**Problem details**
From the first line to the last, print the listing exactly.

**Information**
--- START ---
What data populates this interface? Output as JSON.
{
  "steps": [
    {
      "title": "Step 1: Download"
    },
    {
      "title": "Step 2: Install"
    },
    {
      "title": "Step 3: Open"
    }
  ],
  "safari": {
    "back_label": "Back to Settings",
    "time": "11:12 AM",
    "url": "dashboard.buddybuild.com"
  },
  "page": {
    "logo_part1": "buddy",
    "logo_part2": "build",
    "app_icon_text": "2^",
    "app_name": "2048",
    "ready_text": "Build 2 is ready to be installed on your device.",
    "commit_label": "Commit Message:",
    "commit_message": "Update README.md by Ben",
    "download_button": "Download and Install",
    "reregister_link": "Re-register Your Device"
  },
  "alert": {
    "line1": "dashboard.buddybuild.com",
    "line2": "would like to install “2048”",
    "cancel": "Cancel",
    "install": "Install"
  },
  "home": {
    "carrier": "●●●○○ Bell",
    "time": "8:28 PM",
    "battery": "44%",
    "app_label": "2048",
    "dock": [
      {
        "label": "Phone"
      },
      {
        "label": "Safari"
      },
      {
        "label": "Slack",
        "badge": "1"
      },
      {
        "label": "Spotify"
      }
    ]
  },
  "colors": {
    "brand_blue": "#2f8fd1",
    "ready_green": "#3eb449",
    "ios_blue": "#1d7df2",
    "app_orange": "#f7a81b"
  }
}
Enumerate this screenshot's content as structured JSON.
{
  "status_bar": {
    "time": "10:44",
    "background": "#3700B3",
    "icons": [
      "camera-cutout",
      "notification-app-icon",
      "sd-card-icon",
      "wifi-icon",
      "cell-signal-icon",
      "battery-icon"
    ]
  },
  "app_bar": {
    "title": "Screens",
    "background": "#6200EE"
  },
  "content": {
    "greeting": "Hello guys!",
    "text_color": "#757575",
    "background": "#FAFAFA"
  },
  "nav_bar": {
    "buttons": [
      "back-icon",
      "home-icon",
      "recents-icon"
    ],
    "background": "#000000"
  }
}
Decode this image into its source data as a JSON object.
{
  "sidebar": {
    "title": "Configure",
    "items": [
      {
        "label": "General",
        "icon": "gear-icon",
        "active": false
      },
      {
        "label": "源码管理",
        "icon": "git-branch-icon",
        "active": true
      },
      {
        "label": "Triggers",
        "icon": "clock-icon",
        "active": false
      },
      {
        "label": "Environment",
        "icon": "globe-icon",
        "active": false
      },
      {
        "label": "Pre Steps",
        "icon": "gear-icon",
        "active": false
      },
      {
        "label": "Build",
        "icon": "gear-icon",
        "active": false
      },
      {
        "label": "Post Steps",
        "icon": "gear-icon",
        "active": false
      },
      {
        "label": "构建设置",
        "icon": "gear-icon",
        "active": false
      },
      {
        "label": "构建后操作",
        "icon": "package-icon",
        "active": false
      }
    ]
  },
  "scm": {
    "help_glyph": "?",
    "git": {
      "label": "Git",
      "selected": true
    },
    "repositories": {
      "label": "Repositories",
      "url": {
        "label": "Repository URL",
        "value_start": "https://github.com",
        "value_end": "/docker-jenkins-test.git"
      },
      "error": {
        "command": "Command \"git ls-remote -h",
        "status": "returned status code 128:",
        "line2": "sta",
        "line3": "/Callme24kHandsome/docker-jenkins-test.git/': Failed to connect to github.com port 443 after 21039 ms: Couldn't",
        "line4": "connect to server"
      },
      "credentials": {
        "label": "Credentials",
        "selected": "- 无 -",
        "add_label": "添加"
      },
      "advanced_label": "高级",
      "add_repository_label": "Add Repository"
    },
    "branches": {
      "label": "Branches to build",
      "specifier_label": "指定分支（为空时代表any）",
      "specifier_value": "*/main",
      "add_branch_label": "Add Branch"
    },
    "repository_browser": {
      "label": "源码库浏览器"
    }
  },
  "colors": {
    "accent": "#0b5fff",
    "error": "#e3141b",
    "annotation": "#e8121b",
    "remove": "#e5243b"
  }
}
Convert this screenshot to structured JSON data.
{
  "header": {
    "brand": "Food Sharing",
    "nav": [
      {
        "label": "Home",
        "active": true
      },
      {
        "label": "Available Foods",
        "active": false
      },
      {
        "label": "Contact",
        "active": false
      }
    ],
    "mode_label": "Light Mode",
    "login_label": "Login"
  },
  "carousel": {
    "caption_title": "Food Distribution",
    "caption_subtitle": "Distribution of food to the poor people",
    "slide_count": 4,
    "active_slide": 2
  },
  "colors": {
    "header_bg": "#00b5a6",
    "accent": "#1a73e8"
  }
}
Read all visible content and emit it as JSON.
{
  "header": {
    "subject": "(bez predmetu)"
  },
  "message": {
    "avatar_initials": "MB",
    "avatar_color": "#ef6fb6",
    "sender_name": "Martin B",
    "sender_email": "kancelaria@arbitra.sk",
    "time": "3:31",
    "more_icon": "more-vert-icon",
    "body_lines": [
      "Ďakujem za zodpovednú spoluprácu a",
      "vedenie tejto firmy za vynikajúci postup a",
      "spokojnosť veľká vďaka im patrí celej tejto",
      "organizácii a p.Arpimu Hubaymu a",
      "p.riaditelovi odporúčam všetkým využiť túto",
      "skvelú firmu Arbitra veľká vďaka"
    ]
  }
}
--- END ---
**The completed task**
What data populates this interface? Output as JSON.
{
  "steps": [
    {
      "title": "Step 1: Download"
    },
    {
      "title": "Step 2: Install"
    },
    {
      "title": "Step 3: Open"
    }
  ],
  "safari": {
    "back_label": "Back to Settings",
    "time": "11:12 AM",
    "url": "dashboard.buddybuild.com"
  },
  "page": {
    "logo_part1": "buddy",
    "logo_part2": "build",
    "app_icon_text": "2^",
    "app_name": "2048",
    "ready_text": "Build 2 is ready to be installed on your device.",
    "commit_label": "Commit Message:",
    "commit_message": "Update README.md by Ben",
    "download_button": "Download and Install",
    "reregister_link": "Re-register Your Device"
  },
  "alert": {
    "line1": "dashboard.buddybuild.com",
    "line2": "would like to install “2048”",
    "cancel": "Cancel",
    "install": "Install"
  },
  "home": {
    "carrier": "●●●○○ Bell",
    "time": "8:28 PM",
    "battery": "44%",
    "app_label": "2048",
    "dock": [
      {
        "label": "Phone"
      },
      {
        "label": "Safari"
      },
      {
        "label": "Slack",
        "badge": "1"
      },
      {
        "label": "Spotify"
      }
    ]
  },
  "colors": {
    "brand_blue": "#2f8fd1",
    "ready_green": "#3eb449",
    "ios_blue": "#1d7df2",
    "app_orange": "#f7a81b"
  }
}
Enumerate this screenshot's content as structured JSON.
{
  "status_bar": {
    "time": "10:44",
    "background": "#3700B3",
    "icons": [
      "camera-cutout",
      "notification-app-icon",
      "sd-card-icon",
      "wifi-icon",
      "cell-signal-icon",
      "battery-icon"
    ]
  },
  "app_bar": {
    "title": "Screens",
    "background": "#6200EE"
  },
  "content": {
    "greeting": "Hello guys!",
    "text_color": "#757575",
    "background": "#FAFAFA"
  },
  "nav_bar": {
    "buttons": [
      "back-icon",
      "home-icon",
      "recents-icon"
    ],
    "background": "#000000"
  }
}
Decode this image into its source data as a JSON object.
{
  "sidebar": {
    "title": "Configure",
    "items": [
      {
        "label": "General",
        "icon": "gear-icon",
        "active": false
      },
      {
        "label": "源码管理",
        "icon": "git-branch-icon",
        "active": true
      },
      {
        "label": "Triggers",
        "icon": "clock-icon",
        "active": false
      },
      {
        "label": "Environment",
        "icon": "globe-icon",
        "active": false
      },
      {
        "label": "Pre Steps",
        "icon": "gear-icon",
        "active": false
      },
      {
        "label": "Build",
        "icon": "gear-icon",
        "active": false
      },
      {
        "label": "Post Steps",
        "icon": "gear-icon",
        "active": false
      },
      {
        "label": "构建设置",
        "icon": "gear-icon",
        "active": false
      },
      {
        "label": "构建后操作",
        "icon": "package-icon",
        "active": false
      }
    ]
  },
  "scm": {
    "help_glyph": "?",
    "git": {
      "label": "Git",
      "selected": true
    },
    "repositories": {
      "label": "Repositories",
      "url": {
        "label": "Repository URL",
        "value_start": "https://github.com",
        "value_end": "/docker-jenkins-test.git"
      },
      "error": {
        "command": "Command \"git ls-remote -h",
        "status": "returned status code 128:",
        "line2": "sta",
        "line3": "/Callme24kHandsome/docker-jenkins-test.git/': Failed to connect to github.com port 443 after 21039 ms: Couldn't",
        "line4": "connect to server"
      },
      "credentials": {
        "label": "Credentials",
        "selected": "- 无 -",
        "add_label": "添加"
      },
      "advanced_label": "高级",
      "add_repository_label": "Add Repository"
    },
    "branches": {
      "label": "Branches to build",
      "specifier_label": "指定分支（为空时代表any）",
      "specifier_value": "*/main",
      "add_branch_label": "Add Branch"
    },
    "repository_browser": {
      "label": "源码库浏览器"
    }
  },
  "colors": {
    "accent": "#0b5fff",
    "error": "#e3141b",
    "annotation": "#e8121b",
    "remove": "#e5243b"
  }
}
Convert this screenshot to structured JSON data.
{
  "header": {
    "brand": "Food Sharing",
    "nav": [
      {
        "label": "Home",
        "active": true
      },
      {
        "label": "Available Foods",
        "active": false
      },
      {
        "label": "Contact",
        "active": false
      }
    ],
    "mode_label": "Light Mode",
    "login_label": "Login"
  },
  "carousel": {
    "caption_title": "Food Distribution",
    "caption_subtitle": "Distribution of food to the poor people",
    "slide_count": 4,
    "active_slide": 2
  },
  "colors": {
    "header_bg": "#00b5a6",
    "accent": "#1a73e8"
  }
}
Read all visible content and emit it as JSON.
{
  "header": {
    "subject": "(bez predmetu)"
  },
  "message": {
    "avatar_initials": "MB",
    "avatar_color": "#ef6fb6",
    "sender_name": "Martin B",
    "sender_email": "kancelaria@arbitra.sk",
    "time": "3:31",
    "more_icon": "more-vert-icon",
    "body_lines": [
      "Ďakujem za zodpovednú spoluprácu a",
      "vedenie tejto firmy za vynikajúci postup a",
      "spokojnosť veľká vďaka im patrí celej tejto",
      "organizácii a p.Arpimu Hubaymu a",
      "p.riaditelovi odporúčam všetkým využiť túto",
      "skvelú firmu Arbitra veľká vďaka"
    ]
  }
}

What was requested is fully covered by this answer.